> [Assignment]:
A verbatim copy of all the data is required; the pictures should not appear in it.

> [Extracted information]:
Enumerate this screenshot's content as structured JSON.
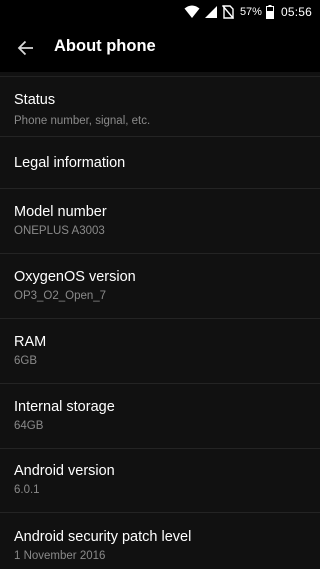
{
  "status_bar": {
    "battery_percent": "57%",
    "time": "05:56",
    "icons": [
      "wifi-icon",
      "signal-icon",
      "no-sim-icon",
      "battery-icon"
    ]
  },
  "toolbar": {
    "back_icon": "arrow-back-icon",
    "title": "About phone"
  },
  "items": [
    {
      "title": "Status",
      "summary": "Phone number, signal, etc."
    },
    {
      "title": "Legal information",
      "summary": ""
    },
    {
      "title": "Model number",
      "summary": "ONEPLUS A3003"
    },
    {
      "title": "OxygenOS version",
      "summary": "OP3_O2_Open_7"
    },
    {
      "title": "RAM",
      "summary": "6GB"
    },
    {
      "title": "Internal storage",
      "summary": "64GB"
    },
    {
      "title": "Android version",
      "summary": "6.0.1"
    },
    {
      "title": "Android security patch level",
      "summary": "1 November 2016"
    }
  ]
}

> [Solution to this task]:
Enumerate this screenshot's content as structured JSON.
{
  "status_bar": {
    "battery_percent": "57%",
    "time": "05:56",
    "icons": [
      "wifi-icon",
      "signal-icon",
      "no-sim-icon",
      "battery-icon"
    ]
  },
  "toolbar": {
    "back_icon": "arrow-back-icon",
    "title": "About phone"
  },
  "items": [
    {
      "title": "Status",
      "summary": "Phone number, signal, etc."
    },
    {
      "title": "Legal information",
      "summary": ""
    },
    {
      "title": "Model number",
      "summary": "ONEPLUS A3003"
    },
    {
      "title": "OxygenOS version",
      "summary": "OP3_O2_Open_7"
    },
    {
      "title": "RAM",
      "summary": "6GB"
    },
    {
      "title": "Internal storage",
      "summary": "64GB"
    },
    {
      "title": "Android version",
      "summary": "6.0.1"
    },
    {
      "title": "Android security patch level",
      "summary": "1 November 2016"
    }
  ]
}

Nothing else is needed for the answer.